= Requirement =
Reproduce verbatim all of the data given below, but do not carry over the images.

= Extracted information =
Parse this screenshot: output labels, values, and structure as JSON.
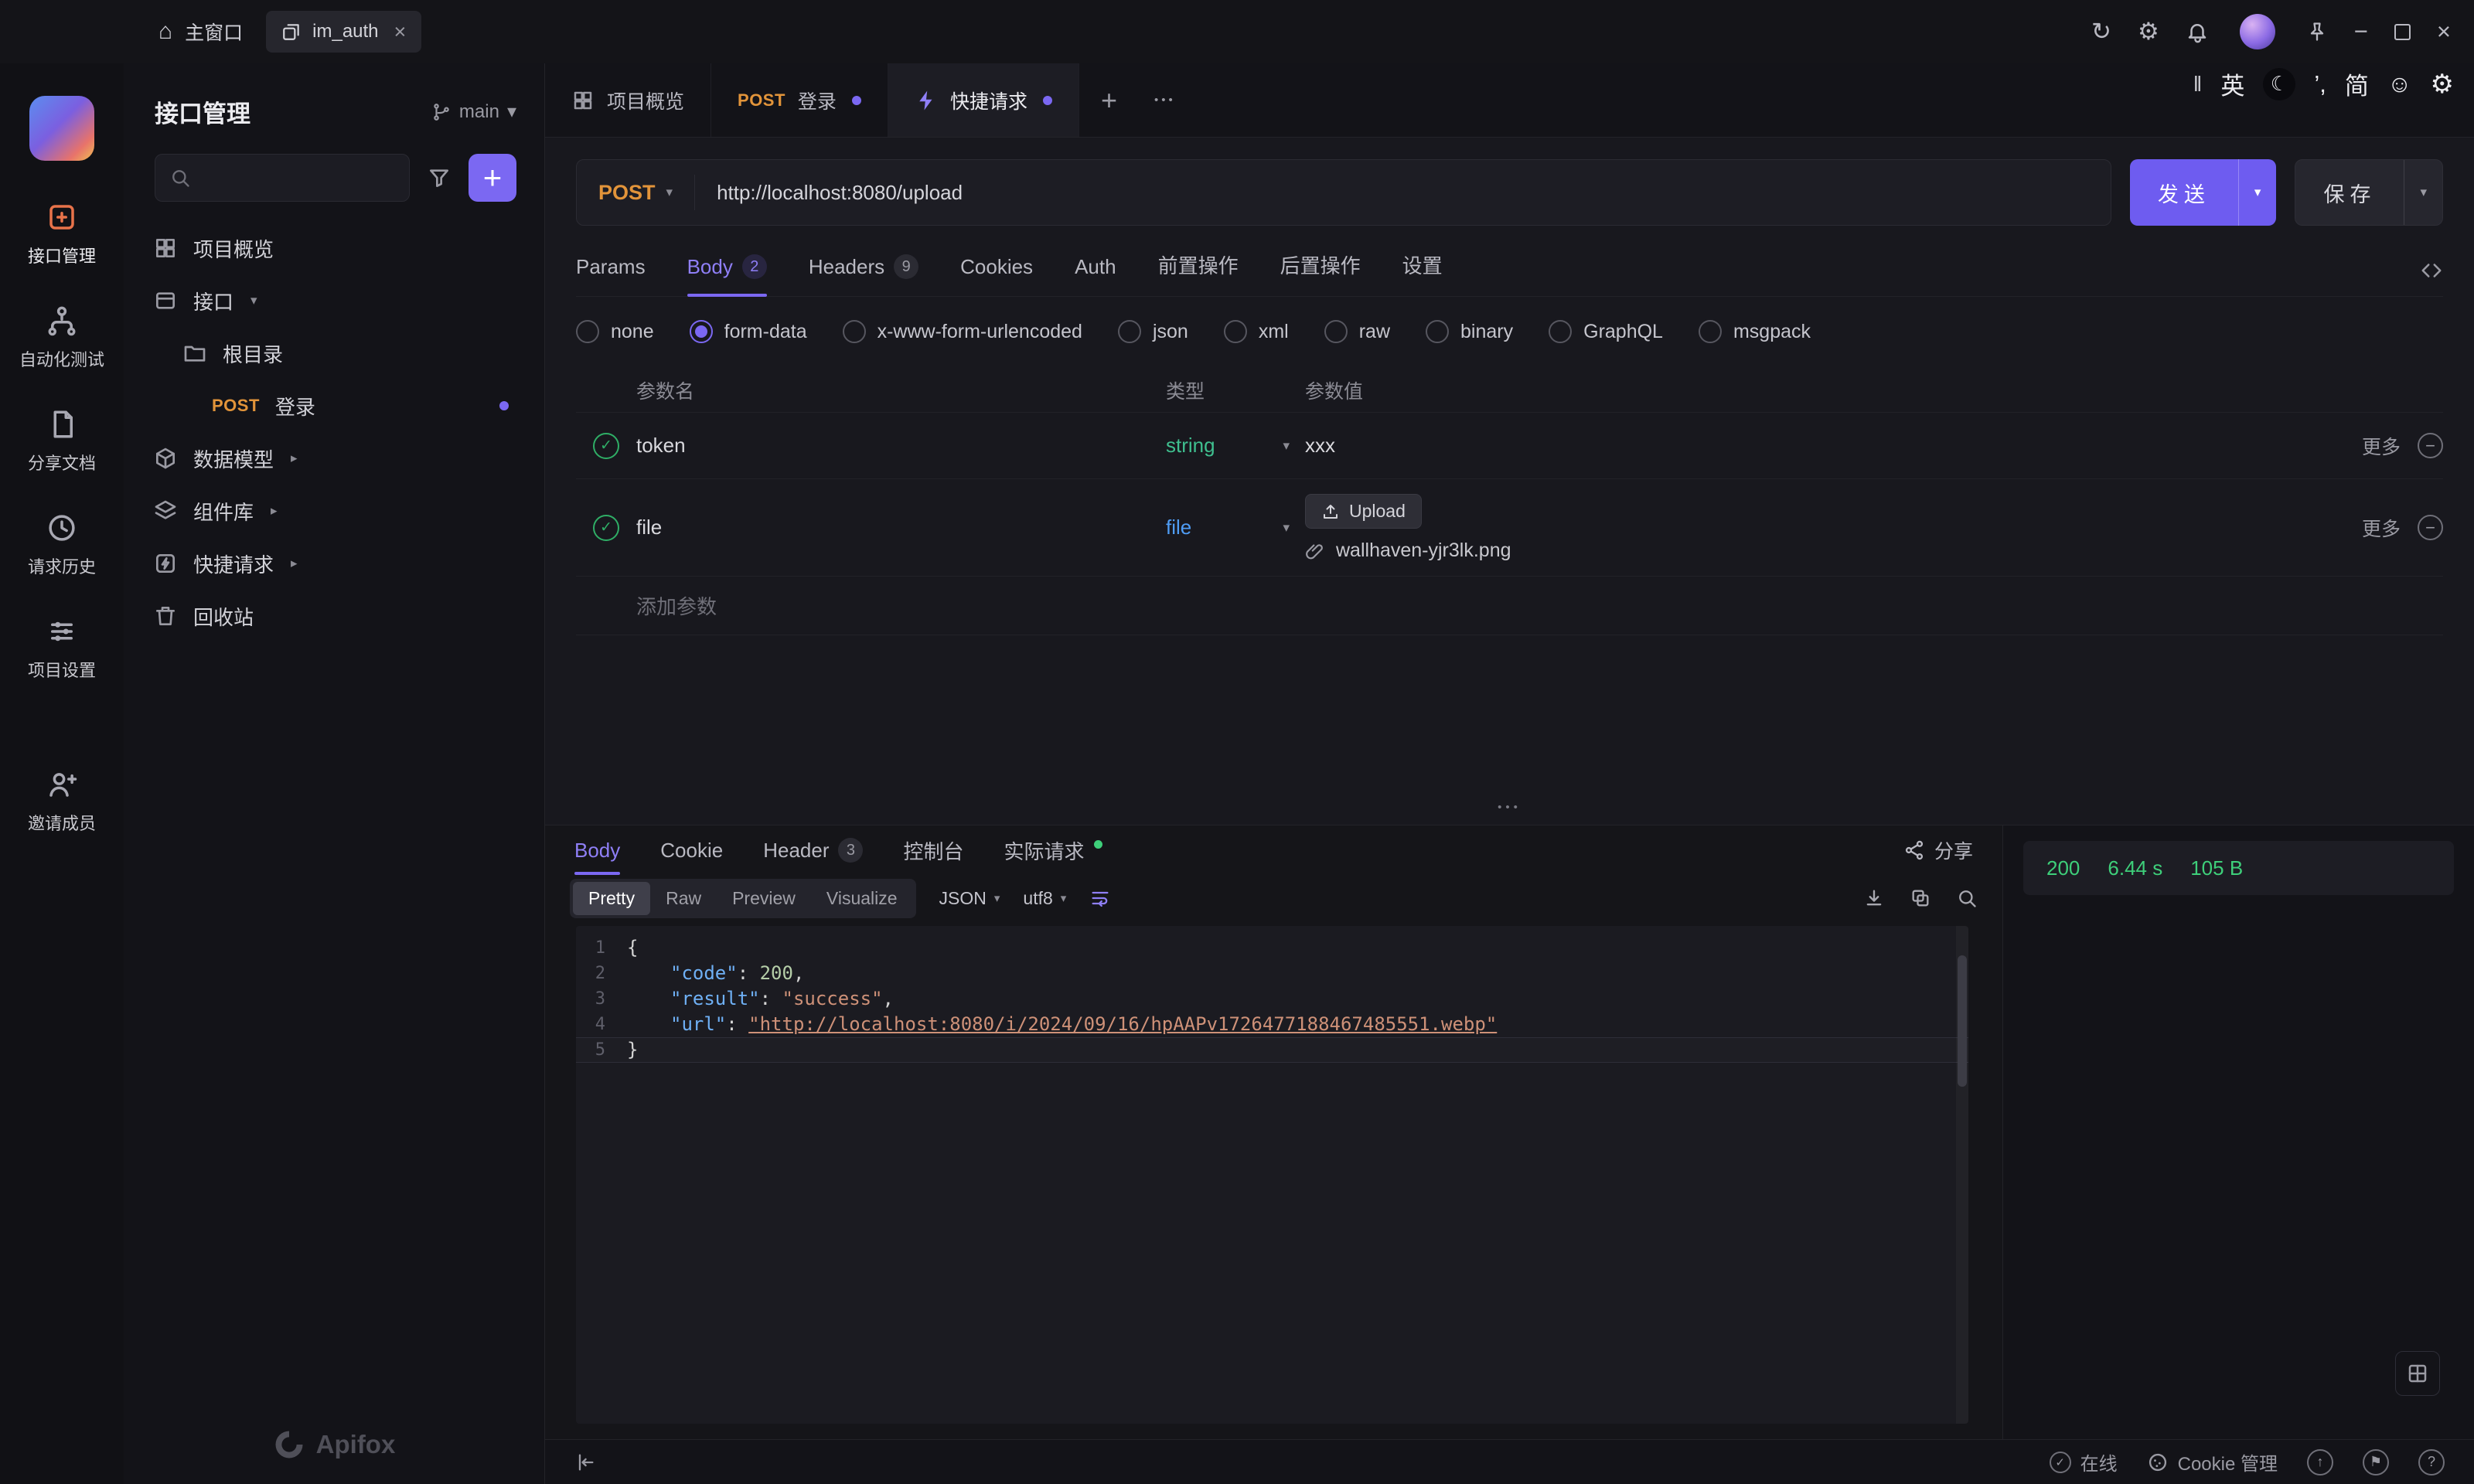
{
  "icons": {
    "home": "⌂",
    "close": "×",
    "refresh": "↻",
    "gear": "⚙",
    "minimize": "−",
    "moon": "☾",
    "smiley": "☺",
    "bars": "‖",
    "ime_punct": "’,",
    "caret_down": "▾",
    "caret_right": "▸",
    "plus": "+",
    "dots": "•••",
    "check": "✓",
    "minus": "−",
    "up_arrow": "↑",
    "flag": "⚑",
    "question": "?"
  },
  "titlebar": {
    "home_label": "主窗口",
    "tab_label": "im_auth"
  },
  "ime": {
    "lang": "英",
    "mode": "简"
  },
  "rail": {
    "items": [
      {
        "label": "接口管理"
      },
      {
        "label": "自动化测试"
      },
      {
        "label": "分享文档"
      },
      {
        "label": "请求历史"
      },
      {
        "label": "项目设置"
      },
      {
        "label": "邀请成员"
      }
    ]
  },
  "sidebar": {
    "title": "接口管理",
    "branch": "main",
    "items": [
      {
        "label": "项目概览"
      },
      {
        "label": "接口"
      },
      {
        "label": "根目录"
      },
      {
        "method": "POST",
        "label": "登录"
      },
      {
        "label": "数据模型"
      },
      {
        "label": "组件库"
      },
      {
        "label": "快捷请求"
      },
      {
        "label": "回收站"
      }
    ],
    "footer": "Apifox"
  },
  "tabs": {
    "items": [
      {
        "label": "项目概览"
      },
      {
        "method": "POST",
        "label": "登录"
      },
      {
        "label": "快捷请求"
      }
    ]
  },
  "request": {
    "method": "POST",
    "url": "http://localhost:8080/upload",
    "send_label": "发送",
    "save_label": "保存"
  },
  "req_tabs": {
    "items": [
      {
        "label": "Params"
      },
      {
        "label": "Body",
        "badge": "2"
      },
      {
        "label": "Headers",
        "badge": "9"
      },
      {
        "label": "Cookies"
      },
      {
        "label": "Auth"
      },
      {
        "label": "前置操作"
      },
      {
        "label": "后置操作"
      },
      {
        "label": "设置"
      }
    ]
  },
  "body_types": {
    "items": [
      {
        "label": "none"
      },
      {
        "label": "form-data"
      },
      {
        "label": "x-www-form-urlencoded"
      },
      {
        "label": "json"
      },
      {
        "label": "xml"
      },
      {
        "label": "raw"
      },
      {
        "label": "binary"
      },
      {
        "label": "GraphQL"
      },
      {
        "label": "msgpack"
      }
    ]
  },
  "params": {
    "headers": {
      "name": "参数名",
      "type": "类型",
      "value": "参数值"
    },
    "rows": [
      {
        "name": "token",
        "type": "string",
        "value": "xxx",
        "more": "更多"
      },
      {
        "name": "file",
        "type": "file",
        "upload_label": "Upload",
        "file_name": "wallhaven-yjr3lk.png",
        "more": "更多"
      }
    ],
    "add_label": "添加参数"
  },
  "response": {
    "tabs": [
      {
        "label": "Body"
      },
      {
        "label": "Cookie"
      },
      {
        "label": "Header",
        "badge": "3"
      },
      {
        "label": "控制台"
      },
      {
        "label": "实际请求"
      }
    ],
    "share_label": "分享",
    "modes": [
      {
        "label": "Pretty"
      },
      {
        "label": "Raw"
      },
      {
        "label": "Preview"
      },
      {
        "label": "Visualize"
      }
    ],
    "format": "JSON",
    "encoding": "utf8",
    "status": {
      "code": "200",
      "time": "6.44 s",
      "size": "105 B"
    }
  },
  "code": {
    "line_numbers": [
      "1",
      "2",
      "3",
      "4",
      "5"
    ],
    "l1": "{",
    "l2_key": "\"code\"",
    "l2_sep": ": ",
    "l2_val": "200",
    "l2_comma": ",",
    "l3_key": "\"result\"",
    "l3_sep": ": ",
    "l3_val": "\"success\"",
    "l3_comma": ",",
    "l4_key": "\"url\"",
    "l4_sep": ": ",
    "l4_val": "\"http://localhost:8080/i/2024/09/16/hpAAPv1726477188467485551.webp\"",
    "l5": "}"
  },
  "statusbar": {
    "online": "在线",
    "cookie": "Cookie 管理"
  }
}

= Solution for this exercise =
Parse this screenshot: output labels, values, and structure as JSON.
{
  "icons": {
    "home": "⌂",
    "close": "×",
    "refresh": "↻",
    "gear": "⚙",
    "minimize": "−",
    "moon": "☾",
    "smiley": "☺",
    "bars": "‖",
    "ime_punct": "’,",
    "caret_down": "▾",
    "caret_right": "▸",
    "plus": "+",
    "dots": "•••",
    "check": "✓",
    "minus": "−",
    "up_arrow": "↑",
    "flag": "⚑",
    "question": "?"
  },
  "titlebar": {
    "home_label": "主窗口",
    "tab_label": "im_auth"
  },
  "ime": {
    "lang": "英",
    "mode": "简"
  },
  "rail": {
    "items": [
      {
        "label": "接口管理"
      },
      {
        "label": "自动化测试"
      },
      {
        "label": "分享文档"
      },
      {
        "label": "请求历史"
      },
      {
        "label": "项目设置"
      },
      {
        "label": "邀请成员"
      }
    ]
  },
  "sidebar": {
    "title": "接口管理",
    "branch": "main",
    "items": [
      {
        "label": "项目概览"
      },
      {
        "label": "接口"
      },
      {
        "label": "根目录"
      },
      {
        "method": "POST",
        "label": "登录"
      },
      {
        "label": "数据模型"
      },
      {
        "label": "组件库"
      },
      {
        "label": "快捷请求"
      },
      {
        "label": "回收站"
      }
    ],
    "footer": "Apifox"
  },
  "tabs": {
    "items": [
      {
        "label": "项目概览"
      },
      {
        "method": "POST",
        "label": "登录"
      },
      {
        "label": "快捷请求"
      }
    ]
  },
  "request": {
    "method": "POST",
    "url": "http://localhost:8080/upload",
    "send_label": "发送",
    "save_label": "保存"
  },
  "req_tabs": {
    "items": [
      {
        "label": "Params"
      },
      {
        "label": "Body",
        "badge": "2"
      },
      {
        "label": "Headers",
        "badge": "9"
      },
      {
        "label": "Cookies"
      },
      {
        "label": "Auth"
      },
      {
        "label": "前置操作"
      },
      {
        "label": "后置操作"
      },
      {
        "label": "设置"
      }
    ]
  },
  "body_types": {
    "items": [
      {
        "label": "none"
      },
      {
        "label": "form-data"
      },
      {
        "label": "x-www-form-urlencoded"
      },
      {
        "label": "json"
      },
      {
        "label": "xml"
      },
      {
        "label": "raw"
      },
      {
        "label": "binary"
      },
      {
        "label": "GraphQL"
      },
      {
        "label": "msgpack"
      }
    ]
  },
  "params": {
    "headers": {
      "name": "参数名",
      "type": "类型",
      "value": "参数值"
    },
    "rows": [
      {
        "name": "token",
        "type": "string",
        "value": "xxx",
        "more": "更多"
      },
      {
        "name": "file",
        "type": "file",
        "upload_label": "Upload",
        "file_name": "wallhaven-yjr3lk.png",
        "more": "更多"
      }
    ],
    "add_label": "添加参数"
  },
  "response": {
    "tabs": [
      {
        "label": "Body"
      },
      {
        "label": "Cookie"
      },
      {
        "label": "Header",
        "badge": "3"
      },
      {
        "label": "控制台"
      },
      {
        "label": "实际请求"
      }
    ],
    "share_label": "分享",
    "modes": [
      {
        "label": "Pretty"
      },
      {
        "label": "Raw"
      },
      {
        "label": "Preview"
      },
      {
        "label": "Visualize"
      }
    ],
    "format": "JSON",
    "encoding": "utf8",
    "status": {
      "code": "200",
      "time": "6.44 s",
      "size": "105 B"
    }
  },
  "code": {
    "line_numbers": [
      "1",
      "2",
      "3",
      "4",
      "5"
    ],
    "l1": "{",
    "l2_key": "\"code\"",
    "l2_sep": ": ",
    "l2_val": "200",
    "l2_comma": ",",
    "l3_key": "\"result\"",
    "l3_sep": ": ",
    "l3_val": "\"success\"",
    "l3_comma": ",",
    "l4_key": "\"url\"",
    "l4_sep": ": ",
    "l4_val": "\"http://localhost:8080/i/2024/09/16/hpAAPv1726477188467485551.webp\"",
    "l5": "}"
  },
  "statusbar": {
    "online": "在线",
    "cookie": "Cookie 管理"
  }
}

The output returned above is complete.